The youth’s family, however, countered that Saiful was a student leader and that it was normal for student leaders to meet with top government officials.

The local media have been cautious this time. In 1998, when Anwar was first arrested on sodomy brought by both his step-brother and his driver, the government-controlled press pronounced Anwar guilty before the trial even began. The New Straits Times suffered a sharp decline in circulation as a boycott was organized to protest against the paper’s biased reports.

Those charges were laid after former Prime Minister Mahathir Mohamad dumped Anwar as finance minister and deputy premier. Anwar spent six years in prison before being released after the sexual perversion charges were reversed by a Malaysian court.

The public seems to be regarding the current charges with suspicion. One longtime observer in Kuala Lumpur said that ethnic Malays, the constituency of the dominant pro-government United Malays National Organisation, are furious with the party and many regard the charges as fabricated.

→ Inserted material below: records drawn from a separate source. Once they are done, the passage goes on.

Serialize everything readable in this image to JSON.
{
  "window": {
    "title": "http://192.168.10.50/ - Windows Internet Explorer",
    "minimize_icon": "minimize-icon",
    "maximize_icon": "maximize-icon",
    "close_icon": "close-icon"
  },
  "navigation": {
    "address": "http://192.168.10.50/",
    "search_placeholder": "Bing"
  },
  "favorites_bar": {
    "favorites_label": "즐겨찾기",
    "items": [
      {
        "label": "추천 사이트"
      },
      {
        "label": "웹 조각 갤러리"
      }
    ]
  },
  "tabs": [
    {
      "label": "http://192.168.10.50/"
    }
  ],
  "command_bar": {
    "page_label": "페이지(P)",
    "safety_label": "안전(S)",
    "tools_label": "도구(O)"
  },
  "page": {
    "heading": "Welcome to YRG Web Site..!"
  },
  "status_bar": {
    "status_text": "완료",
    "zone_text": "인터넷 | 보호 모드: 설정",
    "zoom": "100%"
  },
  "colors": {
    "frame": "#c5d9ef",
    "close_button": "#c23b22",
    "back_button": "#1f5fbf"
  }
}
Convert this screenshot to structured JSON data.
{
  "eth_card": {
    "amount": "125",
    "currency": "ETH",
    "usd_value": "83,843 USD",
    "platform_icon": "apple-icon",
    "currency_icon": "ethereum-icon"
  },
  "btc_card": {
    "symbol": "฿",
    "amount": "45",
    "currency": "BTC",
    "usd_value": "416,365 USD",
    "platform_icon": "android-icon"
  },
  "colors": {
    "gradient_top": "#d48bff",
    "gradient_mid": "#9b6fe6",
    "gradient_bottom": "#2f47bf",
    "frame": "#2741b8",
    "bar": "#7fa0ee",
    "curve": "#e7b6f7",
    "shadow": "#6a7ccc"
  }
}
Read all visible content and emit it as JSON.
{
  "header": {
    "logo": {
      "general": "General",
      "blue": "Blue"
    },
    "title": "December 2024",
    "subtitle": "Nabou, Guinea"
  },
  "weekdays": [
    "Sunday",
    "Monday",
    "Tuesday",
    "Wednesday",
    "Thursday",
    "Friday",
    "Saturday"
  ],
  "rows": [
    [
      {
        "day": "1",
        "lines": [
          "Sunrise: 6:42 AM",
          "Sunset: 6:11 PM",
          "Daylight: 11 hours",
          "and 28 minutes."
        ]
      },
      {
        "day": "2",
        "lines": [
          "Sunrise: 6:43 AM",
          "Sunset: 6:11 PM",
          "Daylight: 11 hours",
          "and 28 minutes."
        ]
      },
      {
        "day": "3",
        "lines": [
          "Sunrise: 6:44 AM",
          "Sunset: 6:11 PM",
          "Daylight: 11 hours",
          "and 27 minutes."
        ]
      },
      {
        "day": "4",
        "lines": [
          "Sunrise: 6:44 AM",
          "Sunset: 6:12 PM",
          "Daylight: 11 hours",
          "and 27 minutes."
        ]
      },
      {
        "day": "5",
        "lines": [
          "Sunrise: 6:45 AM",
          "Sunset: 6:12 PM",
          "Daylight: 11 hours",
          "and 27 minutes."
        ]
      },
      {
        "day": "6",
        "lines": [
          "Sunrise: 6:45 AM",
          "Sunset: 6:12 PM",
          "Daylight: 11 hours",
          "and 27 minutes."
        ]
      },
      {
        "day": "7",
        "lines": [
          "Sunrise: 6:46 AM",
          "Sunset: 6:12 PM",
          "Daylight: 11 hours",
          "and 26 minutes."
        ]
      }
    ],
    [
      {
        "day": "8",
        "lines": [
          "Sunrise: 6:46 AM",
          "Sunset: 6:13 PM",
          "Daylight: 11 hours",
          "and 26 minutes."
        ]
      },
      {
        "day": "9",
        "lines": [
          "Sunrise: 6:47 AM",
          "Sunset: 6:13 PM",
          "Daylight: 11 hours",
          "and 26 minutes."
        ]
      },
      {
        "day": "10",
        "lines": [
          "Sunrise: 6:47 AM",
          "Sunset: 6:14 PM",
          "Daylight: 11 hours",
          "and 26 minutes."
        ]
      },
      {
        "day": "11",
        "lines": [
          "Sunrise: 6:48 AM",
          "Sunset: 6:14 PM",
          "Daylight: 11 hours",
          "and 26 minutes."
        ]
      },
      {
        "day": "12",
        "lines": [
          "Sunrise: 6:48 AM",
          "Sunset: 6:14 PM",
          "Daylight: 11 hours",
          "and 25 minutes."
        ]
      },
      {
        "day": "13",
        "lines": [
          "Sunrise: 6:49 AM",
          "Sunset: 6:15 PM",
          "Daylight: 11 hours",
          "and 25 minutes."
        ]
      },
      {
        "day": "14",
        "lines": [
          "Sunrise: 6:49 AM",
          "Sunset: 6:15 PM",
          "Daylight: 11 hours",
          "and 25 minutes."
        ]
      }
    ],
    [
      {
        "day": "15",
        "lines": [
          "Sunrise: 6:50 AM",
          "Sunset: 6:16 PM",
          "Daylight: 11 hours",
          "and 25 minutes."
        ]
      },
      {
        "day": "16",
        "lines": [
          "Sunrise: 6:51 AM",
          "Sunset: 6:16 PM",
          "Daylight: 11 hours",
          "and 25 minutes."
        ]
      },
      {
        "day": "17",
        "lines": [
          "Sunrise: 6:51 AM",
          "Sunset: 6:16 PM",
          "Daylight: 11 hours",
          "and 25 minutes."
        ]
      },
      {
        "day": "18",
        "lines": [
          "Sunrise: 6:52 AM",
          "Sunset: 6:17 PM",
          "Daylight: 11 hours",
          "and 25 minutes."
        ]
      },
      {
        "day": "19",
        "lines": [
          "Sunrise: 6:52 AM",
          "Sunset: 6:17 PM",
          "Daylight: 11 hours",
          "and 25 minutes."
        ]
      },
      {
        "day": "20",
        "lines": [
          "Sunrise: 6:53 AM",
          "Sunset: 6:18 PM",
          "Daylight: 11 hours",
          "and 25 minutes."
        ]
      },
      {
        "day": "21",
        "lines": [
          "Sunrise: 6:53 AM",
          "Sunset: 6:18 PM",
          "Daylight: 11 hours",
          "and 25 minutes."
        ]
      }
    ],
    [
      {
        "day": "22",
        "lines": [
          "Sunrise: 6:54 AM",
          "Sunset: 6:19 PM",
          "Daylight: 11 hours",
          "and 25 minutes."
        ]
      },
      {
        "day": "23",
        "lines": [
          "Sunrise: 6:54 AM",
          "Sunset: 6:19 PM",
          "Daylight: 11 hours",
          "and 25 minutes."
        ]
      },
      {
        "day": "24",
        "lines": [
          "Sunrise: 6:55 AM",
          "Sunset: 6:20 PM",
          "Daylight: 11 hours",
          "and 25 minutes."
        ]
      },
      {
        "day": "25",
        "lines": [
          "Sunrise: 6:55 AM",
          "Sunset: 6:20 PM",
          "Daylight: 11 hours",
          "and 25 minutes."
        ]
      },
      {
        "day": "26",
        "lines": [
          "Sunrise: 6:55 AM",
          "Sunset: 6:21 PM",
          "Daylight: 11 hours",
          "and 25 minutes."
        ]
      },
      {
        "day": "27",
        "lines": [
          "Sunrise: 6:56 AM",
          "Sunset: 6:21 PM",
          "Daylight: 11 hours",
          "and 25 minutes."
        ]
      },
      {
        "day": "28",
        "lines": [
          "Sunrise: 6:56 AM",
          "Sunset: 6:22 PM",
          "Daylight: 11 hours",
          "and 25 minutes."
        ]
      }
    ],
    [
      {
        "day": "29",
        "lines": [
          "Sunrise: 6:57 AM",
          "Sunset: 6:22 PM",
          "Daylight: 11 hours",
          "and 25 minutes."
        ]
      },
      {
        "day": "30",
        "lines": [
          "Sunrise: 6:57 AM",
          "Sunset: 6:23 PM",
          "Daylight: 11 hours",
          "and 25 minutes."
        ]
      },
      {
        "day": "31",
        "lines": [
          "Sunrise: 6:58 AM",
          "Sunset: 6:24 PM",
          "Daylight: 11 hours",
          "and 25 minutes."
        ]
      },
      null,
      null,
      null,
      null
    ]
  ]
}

According to a readers' poll on the local news website, Malaysiakini, 94 percent of 900 respondents believe that the report is a "political conspiracy," although the site draws mostly opposition supporters and the results are likely to be skewed.

The BN so far has denied any involvement in Saiful's report.

"What Anwar is saying (about his life being in danger) may not be the gospel truth. We will have to confirm the validity of his claim. He is a good orator and prone to dramatics," Home Minister Syed Hamid Albar told local media. "It makes no difference if the person who complained against him is a VIP... Justice must be done to ensure the people feel safe and protected."

Ezam Mohd Nor, a former Anwar loyalist, told reporters: "Anwar should not make assumptions of a conspiracy because it is also not logical for the government to use the same method against the same man twice just to stop him from contesting for a parliamentary seat."

Ezam rejoined UMNO after falling out with Azmin Ali, a PKR vice-president who is widely seen to be Anwar's closest confidant. A political insider suggested that he may be behind this fresh round of sodomy allegations but he has vehemently denied it. "Maybe Ezam is trying to score points with his new paymasters," an insider told Asia Sentinel.

Meanwhile, investors are jittery. The Kuala Lumpur Composite Index (KLCI) plummeted 19.87 points or 1.7 percent, Forbes reported Wednesday. "The Malaysian market is being dragged down as the latest political drama has taken political uncertainties to a new level,'' Phua Kwee Hock, an analyst at SJ Securities, told Forbes. “The local market can be expected to drift listlessly in the coming months.''